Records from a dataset
* * *
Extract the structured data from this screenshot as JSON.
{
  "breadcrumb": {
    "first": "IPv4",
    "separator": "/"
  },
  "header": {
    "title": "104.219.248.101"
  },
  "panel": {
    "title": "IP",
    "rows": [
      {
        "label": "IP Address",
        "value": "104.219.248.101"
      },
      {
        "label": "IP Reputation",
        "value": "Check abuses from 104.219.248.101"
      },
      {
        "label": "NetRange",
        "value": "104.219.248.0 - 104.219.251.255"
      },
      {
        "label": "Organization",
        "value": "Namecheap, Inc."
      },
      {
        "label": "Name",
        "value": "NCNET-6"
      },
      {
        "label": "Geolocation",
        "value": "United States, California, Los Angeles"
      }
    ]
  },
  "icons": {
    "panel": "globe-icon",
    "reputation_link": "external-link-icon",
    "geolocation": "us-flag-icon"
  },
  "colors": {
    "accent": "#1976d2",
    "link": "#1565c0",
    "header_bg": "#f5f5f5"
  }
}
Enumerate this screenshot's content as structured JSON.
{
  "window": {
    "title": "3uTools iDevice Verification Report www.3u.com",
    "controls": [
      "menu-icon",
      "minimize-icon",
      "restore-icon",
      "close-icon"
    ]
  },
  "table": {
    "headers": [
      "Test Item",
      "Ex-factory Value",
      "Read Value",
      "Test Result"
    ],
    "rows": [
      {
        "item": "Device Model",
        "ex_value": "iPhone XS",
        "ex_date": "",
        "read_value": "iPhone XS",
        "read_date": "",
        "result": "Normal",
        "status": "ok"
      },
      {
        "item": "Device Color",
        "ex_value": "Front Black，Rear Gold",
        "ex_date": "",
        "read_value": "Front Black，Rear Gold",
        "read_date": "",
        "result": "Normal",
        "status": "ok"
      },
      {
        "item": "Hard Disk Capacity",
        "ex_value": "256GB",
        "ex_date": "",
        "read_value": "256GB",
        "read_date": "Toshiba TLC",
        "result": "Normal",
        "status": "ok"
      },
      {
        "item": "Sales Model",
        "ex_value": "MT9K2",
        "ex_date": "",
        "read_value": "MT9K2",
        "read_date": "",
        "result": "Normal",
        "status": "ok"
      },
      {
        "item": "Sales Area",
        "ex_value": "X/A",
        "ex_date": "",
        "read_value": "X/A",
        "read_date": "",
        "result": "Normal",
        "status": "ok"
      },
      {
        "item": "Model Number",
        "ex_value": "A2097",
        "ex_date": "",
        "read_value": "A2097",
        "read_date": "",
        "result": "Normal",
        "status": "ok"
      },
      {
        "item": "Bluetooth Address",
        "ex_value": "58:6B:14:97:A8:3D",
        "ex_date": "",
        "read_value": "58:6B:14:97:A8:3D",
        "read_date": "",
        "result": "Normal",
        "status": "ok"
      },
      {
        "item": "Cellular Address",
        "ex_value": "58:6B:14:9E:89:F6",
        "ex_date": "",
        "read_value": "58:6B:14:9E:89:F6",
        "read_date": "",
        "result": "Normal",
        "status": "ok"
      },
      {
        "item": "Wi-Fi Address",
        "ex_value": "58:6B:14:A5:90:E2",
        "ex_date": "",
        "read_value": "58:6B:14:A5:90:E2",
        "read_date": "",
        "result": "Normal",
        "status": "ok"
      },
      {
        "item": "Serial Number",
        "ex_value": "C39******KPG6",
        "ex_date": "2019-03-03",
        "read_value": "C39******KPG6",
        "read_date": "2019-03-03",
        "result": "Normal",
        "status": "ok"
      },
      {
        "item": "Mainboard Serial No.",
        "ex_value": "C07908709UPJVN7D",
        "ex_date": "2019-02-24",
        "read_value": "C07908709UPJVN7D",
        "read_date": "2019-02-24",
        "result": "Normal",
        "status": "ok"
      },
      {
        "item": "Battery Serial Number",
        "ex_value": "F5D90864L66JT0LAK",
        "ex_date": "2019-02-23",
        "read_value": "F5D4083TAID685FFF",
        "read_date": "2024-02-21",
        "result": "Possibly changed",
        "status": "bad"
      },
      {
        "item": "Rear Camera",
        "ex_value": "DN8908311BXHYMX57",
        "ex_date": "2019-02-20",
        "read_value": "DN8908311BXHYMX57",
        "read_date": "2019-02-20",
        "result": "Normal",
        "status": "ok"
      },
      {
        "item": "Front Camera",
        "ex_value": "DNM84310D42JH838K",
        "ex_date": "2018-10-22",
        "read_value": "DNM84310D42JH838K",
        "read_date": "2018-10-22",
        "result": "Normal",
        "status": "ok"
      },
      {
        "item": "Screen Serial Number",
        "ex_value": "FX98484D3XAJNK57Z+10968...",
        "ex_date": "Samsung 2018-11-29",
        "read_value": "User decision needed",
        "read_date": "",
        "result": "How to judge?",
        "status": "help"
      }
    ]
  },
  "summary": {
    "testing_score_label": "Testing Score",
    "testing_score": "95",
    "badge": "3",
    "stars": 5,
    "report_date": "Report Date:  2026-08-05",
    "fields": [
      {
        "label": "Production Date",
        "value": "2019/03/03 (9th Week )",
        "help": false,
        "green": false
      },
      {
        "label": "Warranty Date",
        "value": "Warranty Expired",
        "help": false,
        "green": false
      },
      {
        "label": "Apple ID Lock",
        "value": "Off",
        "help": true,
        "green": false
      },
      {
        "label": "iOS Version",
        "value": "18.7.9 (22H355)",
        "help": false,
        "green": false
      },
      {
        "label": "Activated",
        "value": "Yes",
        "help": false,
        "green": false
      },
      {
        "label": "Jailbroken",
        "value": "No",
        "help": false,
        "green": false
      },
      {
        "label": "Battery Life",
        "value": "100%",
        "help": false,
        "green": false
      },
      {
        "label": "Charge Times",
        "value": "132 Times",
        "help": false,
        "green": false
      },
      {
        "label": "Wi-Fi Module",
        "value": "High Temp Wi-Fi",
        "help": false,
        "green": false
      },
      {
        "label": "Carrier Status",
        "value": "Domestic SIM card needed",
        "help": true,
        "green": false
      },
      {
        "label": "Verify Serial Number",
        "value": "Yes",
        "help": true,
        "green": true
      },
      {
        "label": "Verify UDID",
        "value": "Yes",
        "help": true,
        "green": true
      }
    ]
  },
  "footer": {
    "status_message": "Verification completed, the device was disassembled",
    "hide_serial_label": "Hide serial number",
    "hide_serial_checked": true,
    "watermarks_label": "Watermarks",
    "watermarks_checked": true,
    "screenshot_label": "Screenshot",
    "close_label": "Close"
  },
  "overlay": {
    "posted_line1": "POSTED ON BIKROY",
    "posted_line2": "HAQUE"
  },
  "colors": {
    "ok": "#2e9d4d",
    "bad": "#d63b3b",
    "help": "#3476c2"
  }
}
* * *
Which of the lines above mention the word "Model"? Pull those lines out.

ANSWER SPACE:
        "item": "Device Model",
        "item": "Sales Model",
        "item": "Model Number",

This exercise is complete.